"After a few seconds, dust and smoke reached the bakery. We stayed inside because we feared other explosions might occur," Ali said. "After about five minutes, we went out to see what happened. We saw the bodies covered with blood and some food containers and construction tools scattered here and there."
At around 11:30 a.m., a roadside bomb exploded near a market in Sadr City, killing four people and wounding at least 21, police and hospital officials said on condition of anonymity because they were not authorized to speak to the media. The dead included a baby girl and a 10-year-old girl.

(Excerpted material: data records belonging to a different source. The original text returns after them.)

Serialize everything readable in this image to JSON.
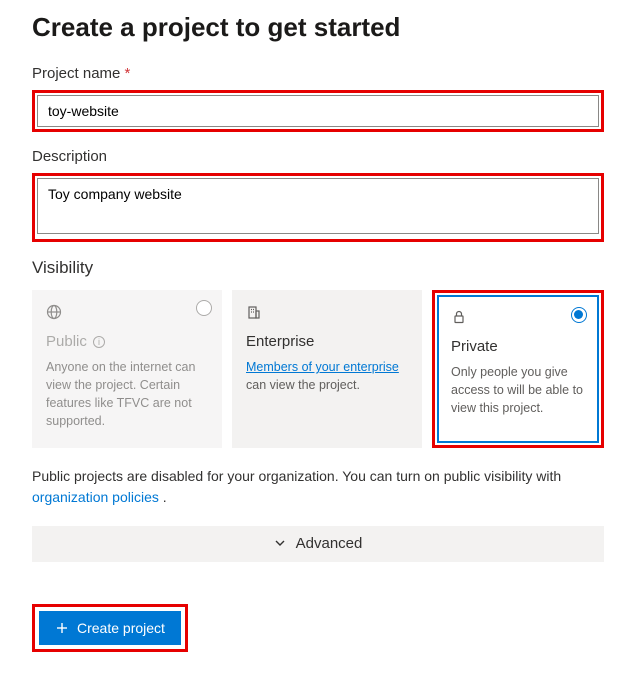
{
  "heading": "Create a project to get started",
  "projectName": {
    "label": "Project name",
    "requiredMark": "*",
    "value": "toy-website"
  },
  "description": {
    "label": "Description",
    "value": "Toy company website"
  },
  "visibility": {
    "label": "Visibility",
    "options": {
      "public": {
        "title": "Public",
        "desc": "Anyone on the internet can view the project. Certain features like TFVC are not supported."
      },
      "enterprise": {
        "title": "Enterprise",
        "descPrefix": "",
        "linkText": "Members of your enterprise",
        "descSuffix": " can view the project."
      },
      "private": {
        "title": "Private",
        "desc": "Only people you give access to will be able to view this project."
      }
    }
  },
  "note": {
    "textBefore": "Public projects are disabled for your organization. You can turn on public visibility with ",
    "linkText": "organization policies",
    "textAfter": " ."
  },
  "advanced": {
    "label": "Advanced"
  },
  "createButton": {
    "label": "Create project"
  }
}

In the Dora district of south Baghdad, two people died and six were wounded when a car bomb exploded near a wholesale produce market. And in Ramadi, 70 miles (115 kilometres) west of Baghdad, a suicide car bomber targeted a restaurant and killed a doctor and injured 19 other people, including several children, said police Maj. Gen. Tareq Youssef.
Ramadi is the capital of Anbar province, a former Sunni insurgent stronghold. Police in the province on Tuesday declared a two-day ban on the use of vehicles and motorcycles as they searched for suspects in a recent spate of bombings in Ramadi and nearby Fallujah.
Also, a woman and her child were killed by a bomb hidden in trash in Baqouba, northeast of Baghdad, said police Col. Ghalib al-Kharki.
At around 7:45 p.m., bombs killed five civilians and wounded 29 in an open-air market in Husseiniya, just northeast of Baghdad, police and medical officials said. Two bombs were hidden in trash about 50 metres apart and exploded within a few seconds of each other.
Associated Press writers Sameer N. Yacoub and Mazin Yahya contributed to this report.